A search warrant authorizes law enforcement officers to search a place or person and to seize evidence. A search warrant must contain (1) a particularized description of the place and person to be searched; (2) a particularized description of the thing or things to be seized; and (3) probable cause for the search and seizure.. An affidavit, which is a sworn statement under oath, lists the facts and circumstances believed to establish probable cause.
Provide a particularized description of the place or person to be searched. Examples include a house at a street address or a specific vehicle.
Provide a particularized description of the things to be seized. Examples include stolen televisions or weapons. A description such as "illegal materials" is too vague.
Read More: Who Issues a Search Warrant?
Draft an affidavit to convince the judicial officer that you have probable cause to execute the search warrant. According to National District Attorneys Association's American Prosecutor's Research Institute, include the following in an affidavit:
Affiant's training and experience, based on current rank and experience as a law enforcement officer.
Statute that is being alleged to be violated.
Particularized description of place to be searched.
Background information relevant to the things being searched for.
Description of the investigation in as much detail as possible. This includes the source of information leading to the belief that a crime has been committed, and the particular facts supporting the belief.
Particularized description and list of things to be seized.
Summary paragraph stating why there is probable cause to believe the items to be seized will be found at the subject premises.
Have your supervisor review the search warrant application and affidavit.
Present the search warrant application and affidavit to the judicial officer for signature.
- This article is not intended to provide legal advice or create an attorney/client relationship.

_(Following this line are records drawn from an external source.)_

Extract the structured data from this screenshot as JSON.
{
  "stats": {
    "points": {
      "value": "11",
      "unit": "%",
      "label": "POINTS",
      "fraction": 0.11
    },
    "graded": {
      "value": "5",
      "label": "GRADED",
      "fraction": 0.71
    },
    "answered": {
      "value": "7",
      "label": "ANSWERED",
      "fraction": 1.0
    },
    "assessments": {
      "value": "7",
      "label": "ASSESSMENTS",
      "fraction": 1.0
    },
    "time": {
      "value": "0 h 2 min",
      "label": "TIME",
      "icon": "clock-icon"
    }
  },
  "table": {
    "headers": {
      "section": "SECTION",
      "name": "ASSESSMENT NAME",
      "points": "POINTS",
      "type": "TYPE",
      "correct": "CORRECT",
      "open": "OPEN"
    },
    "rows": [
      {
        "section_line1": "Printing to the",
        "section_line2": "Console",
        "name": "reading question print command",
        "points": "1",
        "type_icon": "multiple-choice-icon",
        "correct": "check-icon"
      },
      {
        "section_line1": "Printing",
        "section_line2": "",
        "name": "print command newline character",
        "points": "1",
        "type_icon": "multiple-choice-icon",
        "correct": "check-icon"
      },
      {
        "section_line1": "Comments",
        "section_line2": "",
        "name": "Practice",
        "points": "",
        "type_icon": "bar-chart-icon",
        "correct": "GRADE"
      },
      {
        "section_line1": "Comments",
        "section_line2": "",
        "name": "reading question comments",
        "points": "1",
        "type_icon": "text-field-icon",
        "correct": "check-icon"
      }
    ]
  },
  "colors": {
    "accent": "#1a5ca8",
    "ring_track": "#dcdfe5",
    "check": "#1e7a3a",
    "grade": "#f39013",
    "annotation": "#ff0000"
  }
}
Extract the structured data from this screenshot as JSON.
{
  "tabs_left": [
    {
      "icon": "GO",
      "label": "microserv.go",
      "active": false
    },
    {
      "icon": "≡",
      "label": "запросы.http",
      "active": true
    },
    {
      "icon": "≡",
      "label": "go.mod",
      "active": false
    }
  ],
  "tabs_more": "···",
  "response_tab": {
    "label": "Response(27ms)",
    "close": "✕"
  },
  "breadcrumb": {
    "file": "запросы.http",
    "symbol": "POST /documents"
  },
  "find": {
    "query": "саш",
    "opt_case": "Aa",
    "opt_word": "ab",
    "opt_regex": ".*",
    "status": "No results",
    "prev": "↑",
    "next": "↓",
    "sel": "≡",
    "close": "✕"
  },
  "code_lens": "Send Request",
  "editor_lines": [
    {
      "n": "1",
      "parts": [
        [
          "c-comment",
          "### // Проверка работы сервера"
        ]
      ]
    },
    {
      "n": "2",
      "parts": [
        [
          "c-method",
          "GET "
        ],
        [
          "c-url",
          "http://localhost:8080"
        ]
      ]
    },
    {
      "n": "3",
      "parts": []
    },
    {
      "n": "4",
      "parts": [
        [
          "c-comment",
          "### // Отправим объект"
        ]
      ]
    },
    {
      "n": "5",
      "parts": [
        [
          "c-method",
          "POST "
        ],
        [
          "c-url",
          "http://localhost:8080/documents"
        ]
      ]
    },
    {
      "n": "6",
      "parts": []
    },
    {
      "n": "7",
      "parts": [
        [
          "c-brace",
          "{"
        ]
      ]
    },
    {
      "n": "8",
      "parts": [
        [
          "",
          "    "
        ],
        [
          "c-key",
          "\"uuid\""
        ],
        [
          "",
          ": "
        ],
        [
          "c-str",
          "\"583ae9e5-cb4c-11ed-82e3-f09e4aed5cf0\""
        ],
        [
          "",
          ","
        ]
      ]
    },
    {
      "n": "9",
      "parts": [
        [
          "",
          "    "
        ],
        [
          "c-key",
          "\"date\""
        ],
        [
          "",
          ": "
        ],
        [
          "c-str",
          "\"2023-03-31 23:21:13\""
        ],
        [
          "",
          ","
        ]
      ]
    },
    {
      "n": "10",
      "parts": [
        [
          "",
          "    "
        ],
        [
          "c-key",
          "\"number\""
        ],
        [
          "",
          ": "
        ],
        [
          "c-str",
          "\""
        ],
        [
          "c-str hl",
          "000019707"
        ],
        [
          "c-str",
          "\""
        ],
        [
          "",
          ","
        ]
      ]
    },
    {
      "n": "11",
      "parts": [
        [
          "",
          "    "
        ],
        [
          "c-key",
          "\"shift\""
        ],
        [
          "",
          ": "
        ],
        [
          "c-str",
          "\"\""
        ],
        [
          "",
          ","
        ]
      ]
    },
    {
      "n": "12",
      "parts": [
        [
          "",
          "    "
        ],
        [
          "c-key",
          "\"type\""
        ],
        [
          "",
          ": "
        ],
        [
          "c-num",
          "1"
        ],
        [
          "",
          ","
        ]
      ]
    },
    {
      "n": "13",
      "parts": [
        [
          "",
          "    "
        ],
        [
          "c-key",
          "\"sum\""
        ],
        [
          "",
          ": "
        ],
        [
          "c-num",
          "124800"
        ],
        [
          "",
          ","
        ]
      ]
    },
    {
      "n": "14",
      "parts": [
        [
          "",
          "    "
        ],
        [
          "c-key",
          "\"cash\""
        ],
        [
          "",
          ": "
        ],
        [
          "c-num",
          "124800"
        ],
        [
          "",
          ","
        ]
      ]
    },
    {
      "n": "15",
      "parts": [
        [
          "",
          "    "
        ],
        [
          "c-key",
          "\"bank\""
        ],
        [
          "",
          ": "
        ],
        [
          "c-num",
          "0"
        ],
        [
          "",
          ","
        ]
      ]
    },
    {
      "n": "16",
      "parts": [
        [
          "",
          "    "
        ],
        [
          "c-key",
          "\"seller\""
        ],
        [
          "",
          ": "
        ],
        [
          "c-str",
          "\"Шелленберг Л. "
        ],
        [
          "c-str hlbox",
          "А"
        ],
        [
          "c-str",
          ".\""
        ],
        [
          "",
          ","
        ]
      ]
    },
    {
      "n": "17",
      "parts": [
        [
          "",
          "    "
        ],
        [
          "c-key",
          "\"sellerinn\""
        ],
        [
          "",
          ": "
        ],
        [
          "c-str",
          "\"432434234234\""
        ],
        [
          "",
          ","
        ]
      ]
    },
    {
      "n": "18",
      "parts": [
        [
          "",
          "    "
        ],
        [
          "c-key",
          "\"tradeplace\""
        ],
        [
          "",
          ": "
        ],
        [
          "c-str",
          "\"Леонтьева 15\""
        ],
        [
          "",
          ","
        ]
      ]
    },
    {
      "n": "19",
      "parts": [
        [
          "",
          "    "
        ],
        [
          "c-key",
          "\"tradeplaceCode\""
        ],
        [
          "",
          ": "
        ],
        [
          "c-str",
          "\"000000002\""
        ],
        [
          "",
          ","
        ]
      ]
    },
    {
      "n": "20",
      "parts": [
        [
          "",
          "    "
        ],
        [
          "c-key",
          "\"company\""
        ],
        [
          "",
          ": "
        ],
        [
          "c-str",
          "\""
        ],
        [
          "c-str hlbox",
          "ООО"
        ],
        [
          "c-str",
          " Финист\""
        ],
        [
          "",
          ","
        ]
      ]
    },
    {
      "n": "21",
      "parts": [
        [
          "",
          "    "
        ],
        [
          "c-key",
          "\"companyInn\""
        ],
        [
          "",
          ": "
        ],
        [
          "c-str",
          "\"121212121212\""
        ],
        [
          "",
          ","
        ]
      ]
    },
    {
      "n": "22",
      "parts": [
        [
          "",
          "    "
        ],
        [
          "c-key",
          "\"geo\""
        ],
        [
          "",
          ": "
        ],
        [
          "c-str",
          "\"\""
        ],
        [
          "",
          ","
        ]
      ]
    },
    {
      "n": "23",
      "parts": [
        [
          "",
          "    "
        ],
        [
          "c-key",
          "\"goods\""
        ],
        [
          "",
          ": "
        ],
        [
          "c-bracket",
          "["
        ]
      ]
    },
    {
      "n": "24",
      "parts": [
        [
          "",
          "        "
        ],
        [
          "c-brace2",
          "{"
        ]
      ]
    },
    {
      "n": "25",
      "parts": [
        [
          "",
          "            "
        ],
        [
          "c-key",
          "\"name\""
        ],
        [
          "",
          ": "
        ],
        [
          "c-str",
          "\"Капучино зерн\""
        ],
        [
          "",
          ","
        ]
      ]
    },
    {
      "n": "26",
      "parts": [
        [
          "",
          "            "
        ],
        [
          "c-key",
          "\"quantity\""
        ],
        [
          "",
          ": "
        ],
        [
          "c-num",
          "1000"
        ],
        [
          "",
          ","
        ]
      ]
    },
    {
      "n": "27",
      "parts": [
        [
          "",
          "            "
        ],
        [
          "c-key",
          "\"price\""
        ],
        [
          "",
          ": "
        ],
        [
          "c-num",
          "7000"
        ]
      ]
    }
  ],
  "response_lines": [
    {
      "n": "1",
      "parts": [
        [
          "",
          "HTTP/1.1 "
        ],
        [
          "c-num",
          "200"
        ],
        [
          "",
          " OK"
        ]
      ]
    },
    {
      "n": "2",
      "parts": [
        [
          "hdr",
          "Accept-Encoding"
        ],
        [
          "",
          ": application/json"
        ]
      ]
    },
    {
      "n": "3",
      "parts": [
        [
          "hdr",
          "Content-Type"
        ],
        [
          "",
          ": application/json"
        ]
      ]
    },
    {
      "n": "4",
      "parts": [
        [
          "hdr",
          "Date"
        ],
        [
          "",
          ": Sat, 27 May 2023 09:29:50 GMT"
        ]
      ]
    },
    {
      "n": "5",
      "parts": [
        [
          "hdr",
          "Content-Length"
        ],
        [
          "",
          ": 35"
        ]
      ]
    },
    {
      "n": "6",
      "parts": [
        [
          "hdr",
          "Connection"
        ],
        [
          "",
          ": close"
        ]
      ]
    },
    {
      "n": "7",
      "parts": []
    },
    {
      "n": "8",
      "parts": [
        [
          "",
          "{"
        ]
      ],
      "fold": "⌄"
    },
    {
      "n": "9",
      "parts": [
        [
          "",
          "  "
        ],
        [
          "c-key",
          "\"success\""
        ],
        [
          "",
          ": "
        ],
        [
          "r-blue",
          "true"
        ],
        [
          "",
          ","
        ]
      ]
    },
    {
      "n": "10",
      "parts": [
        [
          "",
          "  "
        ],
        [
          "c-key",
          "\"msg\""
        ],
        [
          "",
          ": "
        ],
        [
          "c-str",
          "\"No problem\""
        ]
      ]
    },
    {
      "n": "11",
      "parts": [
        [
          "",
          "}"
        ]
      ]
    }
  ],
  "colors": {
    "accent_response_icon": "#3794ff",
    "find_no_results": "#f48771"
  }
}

- 1. Law enforcement drafts and executes search warrants, not members of the public at large.
- 2. For non-law enforcement, the civil discovery process should be used.